→ **Material supplied**
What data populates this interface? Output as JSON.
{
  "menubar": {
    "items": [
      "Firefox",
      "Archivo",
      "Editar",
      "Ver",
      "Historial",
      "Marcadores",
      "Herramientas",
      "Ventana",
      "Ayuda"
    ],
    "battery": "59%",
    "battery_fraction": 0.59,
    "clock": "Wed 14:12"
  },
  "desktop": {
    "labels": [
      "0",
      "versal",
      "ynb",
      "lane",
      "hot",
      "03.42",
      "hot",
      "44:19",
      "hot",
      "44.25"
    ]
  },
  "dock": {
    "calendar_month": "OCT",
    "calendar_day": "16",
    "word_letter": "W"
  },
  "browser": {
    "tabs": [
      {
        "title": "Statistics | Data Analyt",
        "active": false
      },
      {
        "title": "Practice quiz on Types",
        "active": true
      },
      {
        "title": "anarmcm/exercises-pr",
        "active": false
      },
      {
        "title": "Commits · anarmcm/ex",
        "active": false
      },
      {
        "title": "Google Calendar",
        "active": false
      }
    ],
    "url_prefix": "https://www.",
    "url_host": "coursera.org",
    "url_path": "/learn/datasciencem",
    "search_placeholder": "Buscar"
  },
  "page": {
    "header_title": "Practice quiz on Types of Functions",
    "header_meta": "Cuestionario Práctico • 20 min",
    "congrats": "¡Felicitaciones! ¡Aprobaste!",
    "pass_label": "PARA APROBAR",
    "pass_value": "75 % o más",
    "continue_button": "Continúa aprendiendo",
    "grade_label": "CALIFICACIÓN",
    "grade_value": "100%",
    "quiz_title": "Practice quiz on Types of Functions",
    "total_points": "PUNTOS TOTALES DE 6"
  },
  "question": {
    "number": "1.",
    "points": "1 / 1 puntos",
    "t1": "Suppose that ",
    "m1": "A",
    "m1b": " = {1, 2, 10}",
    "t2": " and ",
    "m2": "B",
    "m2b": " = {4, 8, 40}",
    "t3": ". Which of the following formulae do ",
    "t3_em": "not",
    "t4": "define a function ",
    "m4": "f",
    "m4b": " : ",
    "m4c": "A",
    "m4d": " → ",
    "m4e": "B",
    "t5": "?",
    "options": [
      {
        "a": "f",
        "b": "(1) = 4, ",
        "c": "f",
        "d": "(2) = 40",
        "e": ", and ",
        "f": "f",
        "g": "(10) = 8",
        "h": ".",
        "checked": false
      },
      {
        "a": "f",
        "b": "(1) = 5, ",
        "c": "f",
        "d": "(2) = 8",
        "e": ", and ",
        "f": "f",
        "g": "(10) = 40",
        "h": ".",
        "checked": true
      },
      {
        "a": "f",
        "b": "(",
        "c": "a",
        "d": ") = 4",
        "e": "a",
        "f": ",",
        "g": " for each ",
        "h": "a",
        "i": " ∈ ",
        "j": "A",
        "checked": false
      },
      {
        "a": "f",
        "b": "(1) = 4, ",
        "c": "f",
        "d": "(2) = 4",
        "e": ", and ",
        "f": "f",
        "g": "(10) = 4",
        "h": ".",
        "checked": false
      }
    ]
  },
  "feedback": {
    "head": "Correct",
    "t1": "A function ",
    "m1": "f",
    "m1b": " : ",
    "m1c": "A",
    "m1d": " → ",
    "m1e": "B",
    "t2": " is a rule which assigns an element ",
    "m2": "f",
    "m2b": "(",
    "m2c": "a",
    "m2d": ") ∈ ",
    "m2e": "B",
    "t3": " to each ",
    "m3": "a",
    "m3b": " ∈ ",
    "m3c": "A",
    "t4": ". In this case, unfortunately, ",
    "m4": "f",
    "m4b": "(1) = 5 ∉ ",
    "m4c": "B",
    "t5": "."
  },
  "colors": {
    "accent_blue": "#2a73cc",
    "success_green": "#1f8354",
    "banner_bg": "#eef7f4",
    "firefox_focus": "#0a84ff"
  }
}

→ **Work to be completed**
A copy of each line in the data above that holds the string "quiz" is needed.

→ **Your response**
        "title": "Practice quiz on Types",
    "header_title": "Practice quiz on Types of Functions",
    "quiz_title": "Practice quiz on Types of Functions",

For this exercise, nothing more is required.